### DATA RECORDS
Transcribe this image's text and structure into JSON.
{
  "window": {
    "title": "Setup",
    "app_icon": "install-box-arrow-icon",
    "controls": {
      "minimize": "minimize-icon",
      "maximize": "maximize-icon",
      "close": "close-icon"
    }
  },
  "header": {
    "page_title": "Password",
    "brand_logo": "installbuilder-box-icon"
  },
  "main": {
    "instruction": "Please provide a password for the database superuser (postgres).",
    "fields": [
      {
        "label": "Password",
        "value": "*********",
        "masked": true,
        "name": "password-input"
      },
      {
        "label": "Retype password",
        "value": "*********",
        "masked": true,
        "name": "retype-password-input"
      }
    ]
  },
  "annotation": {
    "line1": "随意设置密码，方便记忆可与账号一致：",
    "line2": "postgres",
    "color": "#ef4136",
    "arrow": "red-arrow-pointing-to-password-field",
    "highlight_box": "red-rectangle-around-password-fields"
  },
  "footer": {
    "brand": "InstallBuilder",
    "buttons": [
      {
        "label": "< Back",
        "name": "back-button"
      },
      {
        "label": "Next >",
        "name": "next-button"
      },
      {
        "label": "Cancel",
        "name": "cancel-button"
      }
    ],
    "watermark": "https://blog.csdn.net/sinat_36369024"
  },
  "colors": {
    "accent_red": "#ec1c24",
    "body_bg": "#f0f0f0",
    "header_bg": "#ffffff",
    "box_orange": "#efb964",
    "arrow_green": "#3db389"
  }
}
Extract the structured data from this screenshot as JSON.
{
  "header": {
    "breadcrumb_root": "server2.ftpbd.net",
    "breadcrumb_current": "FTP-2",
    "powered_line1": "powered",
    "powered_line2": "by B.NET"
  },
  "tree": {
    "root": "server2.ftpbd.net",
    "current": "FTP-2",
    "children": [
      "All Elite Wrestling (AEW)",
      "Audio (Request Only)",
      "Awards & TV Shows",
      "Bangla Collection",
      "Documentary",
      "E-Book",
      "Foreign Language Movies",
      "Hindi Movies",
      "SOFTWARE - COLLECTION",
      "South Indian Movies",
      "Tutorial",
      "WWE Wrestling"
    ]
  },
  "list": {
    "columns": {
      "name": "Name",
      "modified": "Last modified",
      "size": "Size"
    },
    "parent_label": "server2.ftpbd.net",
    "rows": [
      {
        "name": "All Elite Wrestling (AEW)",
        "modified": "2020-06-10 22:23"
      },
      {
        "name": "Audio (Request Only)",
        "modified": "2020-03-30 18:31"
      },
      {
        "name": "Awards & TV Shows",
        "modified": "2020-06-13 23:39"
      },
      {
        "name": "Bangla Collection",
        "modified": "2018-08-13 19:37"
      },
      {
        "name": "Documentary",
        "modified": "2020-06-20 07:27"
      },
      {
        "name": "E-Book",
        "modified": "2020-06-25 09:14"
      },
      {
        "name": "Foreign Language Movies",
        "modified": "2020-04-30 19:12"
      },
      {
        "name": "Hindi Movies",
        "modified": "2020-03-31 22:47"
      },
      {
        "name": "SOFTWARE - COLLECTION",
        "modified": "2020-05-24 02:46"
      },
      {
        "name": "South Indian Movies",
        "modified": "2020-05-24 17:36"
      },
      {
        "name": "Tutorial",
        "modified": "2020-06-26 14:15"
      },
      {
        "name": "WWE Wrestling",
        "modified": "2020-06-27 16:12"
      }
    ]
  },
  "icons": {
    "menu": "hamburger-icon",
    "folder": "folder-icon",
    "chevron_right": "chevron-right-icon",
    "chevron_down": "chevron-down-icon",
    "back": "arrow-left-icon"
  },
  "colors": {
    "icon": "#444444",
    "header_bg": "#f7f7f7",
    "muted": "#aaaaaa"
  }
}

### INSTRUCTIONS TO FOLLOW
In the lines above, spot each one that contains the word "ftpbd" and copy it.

### TASK OUTPUT
    "breadcrumb_root": "server2.ftpbd.net",
    "root": "server2.ftpbd.net",
    "parent_label": "server2.ftpbd.net",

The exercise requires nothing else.